___ Data for this task ___

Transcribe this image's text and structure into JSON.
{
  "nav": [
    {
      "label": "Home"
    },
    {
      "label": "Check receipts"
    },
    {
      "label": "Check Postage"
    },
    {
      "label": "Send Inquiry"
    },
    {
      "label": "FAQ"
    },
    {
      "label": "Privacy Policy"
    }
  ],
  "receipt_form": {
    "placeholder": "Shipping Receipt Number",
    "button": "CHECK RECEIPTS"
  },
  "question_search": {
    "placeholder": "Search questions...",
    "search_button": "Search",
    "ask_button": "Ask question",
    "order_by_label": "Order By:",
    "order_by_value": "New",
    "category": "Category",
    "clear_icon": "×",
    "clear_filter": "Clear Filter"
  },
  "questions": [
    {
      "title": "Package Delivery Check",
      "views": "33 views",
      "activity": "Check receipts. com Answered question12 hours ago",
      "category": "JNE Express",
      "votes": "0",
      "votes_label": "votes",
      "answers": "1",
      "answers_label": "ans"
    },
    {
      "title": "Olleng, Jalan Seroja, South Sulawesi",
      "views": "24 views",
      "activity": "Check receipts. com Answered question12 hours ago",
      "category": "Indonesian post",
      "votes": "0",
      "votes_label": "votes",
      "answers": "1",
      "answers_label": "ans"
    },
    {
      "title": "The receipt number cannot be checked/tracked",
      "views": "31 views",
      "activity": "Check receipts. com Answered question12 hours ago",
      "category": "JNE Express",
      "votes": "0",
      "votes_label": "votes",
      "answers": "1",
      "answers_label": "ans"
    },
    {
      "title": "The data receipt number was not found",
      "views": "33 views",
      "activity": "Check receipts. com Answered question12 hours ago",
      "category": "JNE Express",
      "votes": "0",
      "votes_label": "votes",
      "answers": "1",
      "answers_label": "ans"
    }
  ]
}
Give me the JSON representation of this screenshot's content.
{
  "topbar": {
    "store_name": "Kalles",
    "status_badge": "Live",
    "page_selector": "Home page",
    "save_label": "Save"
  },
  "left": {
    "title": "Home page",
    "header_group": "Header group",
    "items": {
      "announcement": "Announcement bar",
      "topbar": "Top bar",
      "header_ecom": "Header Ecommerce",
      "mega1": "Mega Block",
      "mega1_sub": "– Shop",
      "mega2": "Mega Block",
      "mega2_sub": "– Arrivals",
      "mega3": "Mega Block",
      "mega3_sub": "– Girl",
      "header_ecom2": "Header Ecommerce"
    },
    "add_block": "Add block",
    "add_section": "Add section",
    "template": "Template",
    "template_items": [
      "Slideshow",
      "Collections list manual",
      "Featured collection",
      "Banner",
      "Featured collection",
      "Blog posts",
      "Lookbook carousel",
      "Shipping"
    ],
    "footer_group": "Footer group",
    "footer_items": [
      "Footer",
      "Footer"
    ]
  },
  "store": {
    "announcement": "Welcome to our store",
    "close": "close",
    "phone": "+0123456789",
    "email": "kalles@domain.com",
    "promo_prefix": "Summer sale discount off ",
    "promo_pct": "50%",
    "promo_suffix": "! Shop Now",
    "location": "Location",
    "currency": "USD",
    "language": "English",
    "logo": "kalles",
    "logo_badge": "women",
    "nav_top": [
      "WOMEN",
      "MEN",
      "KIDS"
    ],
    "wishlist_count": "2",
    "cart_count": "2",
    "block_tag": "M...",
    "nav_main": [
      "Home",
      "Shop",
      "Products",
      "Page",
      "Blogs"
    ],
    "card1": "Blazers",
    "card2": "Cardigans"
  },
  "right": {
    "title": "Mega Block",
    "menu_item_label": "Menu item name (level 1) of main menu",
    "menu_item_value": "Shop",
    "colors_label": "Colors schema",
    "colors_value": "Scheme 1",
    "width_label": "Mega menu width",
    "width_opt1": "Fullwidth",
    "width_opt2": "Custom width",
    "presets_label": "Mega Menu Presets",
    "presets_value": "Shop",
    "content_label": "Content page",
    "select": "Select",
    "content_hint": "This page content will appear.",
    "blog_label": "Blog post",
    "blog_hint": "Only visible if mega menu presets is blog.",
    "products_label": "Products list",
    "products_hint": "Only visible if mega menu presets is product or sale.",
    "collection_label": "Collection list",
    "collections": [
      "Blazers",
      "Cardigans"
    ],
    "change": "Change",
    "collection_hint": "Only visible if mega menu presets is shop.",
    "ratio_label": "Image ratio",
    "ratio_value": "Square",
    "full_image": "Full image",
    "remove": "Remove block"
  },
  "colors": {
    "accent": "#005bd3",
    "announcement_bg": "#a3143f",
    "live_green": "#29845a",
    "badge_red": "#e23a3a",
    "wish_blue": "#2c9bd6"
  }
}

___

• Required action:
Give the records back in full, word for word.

• Solution to this exercise:
Transcribe this image's text and structure into JSON.
{
  "nav": [
    {
      "label": "Home"
    },
    {
      "label": "Check receipts"
    },
    {
      "label": "Check Postage"
    },
    {
      "label": "Send Inquiry"
    },
    {
      "label": "FAQ"
    },
    {
      "label": "Privacy Policy"
    }
  ],
  "receipt_form": {
    "placeholder": "Shipping Receipt Number",
    "button": "CHECK RECEIPTS"
  },
  "question_search": {
    "placeholder": "Search questions...",
    "search_button": "Search",
    "ask_button": "Ask question",
    "order_by_label": "Order By:",
    "order_by_value": "New",
    "category": "Category",
    "clear_icon": "×",
    "clear_filter": "Clear Filter"
  },
  "questions": [
    {
      "title": "Package Delivery Check",
      "views": "33 views",
      "activity": "Check receipts. com Answered question12 hours ago",
      "category": "JNE Express",
      "votes": "0",
      "votes_label": "votes",
      "answers": "1",
      "answers_label": "ans"
    },
    {
      "title": "Olleng, Jalan Seroja, South Sulawesi",
      "views": "24 views",
      "activity": "Check receipts. com Answered question12 hours ago",
      "category": "Indonesian post",
      "votes": "0",
      "votes_label": "votes",
      "answers": "1",
      "answers_label": "ans"
    },
    {
      "title": "The receipt number cannot be checked/tracked",
      "views": "31 views",
      "activity": "Check receipts. com Answered question12 hours ago",
      "category": "JNE Express",
      "votes": "0",
      "votes_label": "votes",
      "answers": "1",
      "answers_label": "ans"
    },
    {
      "title": "The data receipt number was not found",
      "views": "33 views",
      "activity": "Check receipts. com Answered question12 hours ago",
      "category": "JNE Express",
      "votes": "0",
      "votes_label": "votes",
      "answers": "1",
      "answers_label": "ans"
    }
  ]
}
Give me the JSON representation of this screenshot's content.
{
  "topbar": {
    "store_name": "Kalles",
    "status_badge": "Live",
    "page_selector": "Home page",
    "save_label": "Save"
  },
  "left": {
    "title": "Home page",
    "header_group": "Header group",
    "items": {
      "announcement": "Announcement bar",
      "topbar": "Top bar",
      "header_ecom": "Header Ecommerce",
      "mega1": "Mega Block",
      "mega1_sub": "– Shop",
      "mega2": "Mega Block",
      "mega2_sub": "– Arrivals",
      "mega3": "Mega Block",
      "mega3_sub": "– Girl",
      "header_ecom2": "Header Ecommerce"
    },
    "add_block": "Add block",
    "add_section": "Add section",
    "template": "Template",
    "template_items": [
      "Slideshow",
      "Collections list manual",
      "Featured collection",
      "Banner",
      "Featured collection",
      "Blog posts",
      "Lookbook carousel",
      "Shipping"
    ],
    "footer_group": "Footer group",
    "footer_items": [
      "Footer",
      "Footer"
    ]
  },
  "store": {
    "announcement": "Welcome to our store",
    "close": "close",
    "phone": "+0123456789",
    "email": "kalles@domain.com",
    "promo_prefix": "Summer sale discount off ",
    "promo_pct": "50%",
    "promo_suffix": "! Shop Now",
    "location": "Location",
    "currency": "USD",
    "language": "English",
    "logo": "kalles",
    "logo_badge": "women",
    "nav_top": [
      "WOMEN",
      "MEN",
      "KIDS"
    ],
    "wishlist_count": "2",
    "cart_count": "2",
    "block_tag": "M...",
    "nav_main": [
      "Home",
      "Shop",
      "Products",
      "Page",
      "Blogs"
    ],
    "card1": "Blazers",
    "card2": "Cardigans"
  },
  "right": {
    "title": "Mega Block",
    "menu_item_label": "Menu item name (level 1) of main menu",
    "menu_item_value": "Shop",
    "colors_label": "Colors schema",
    "colors_value": "Scheme 1",
    "width_label": "Mega menu width",
    "width_opt1": "Fullwidth",
    "width_opt2": "Custom width",
    "presets_label": "Mega Menu Presets",
    "presets_value": "Shop",
    "content_label": "Content page",
    "select": "Select",
    "content_hint": "This page content will appear.",
    "blog_label": "Blog post",
    "blog_hint": "Only visible if mega menu presets is blog.",
    "products_label": "Products list",
    "products_hint": "Only visible if mega menu presets is product or sale.",
    "collection_label": "Collection list",
    "collections": [
      "Blazers",
      "Cardigans"
    ],
    "change": "Change",
    "collection_hint": "Only visible if mega menu presets is shop.",
    "ratio_label": "Image ratio",
    "ratio_value": "Square",
    "full_image": "Full image",
    "remove": "Remove block"
  },
  "colors": {
    "accent": "#005bd3",
    "announcement_bg": "#a3143f",
    "live_green": "#29845a",
    "badge_red": "#e23a3a",
    "wish_blue": "#2c9bd6"
  }
}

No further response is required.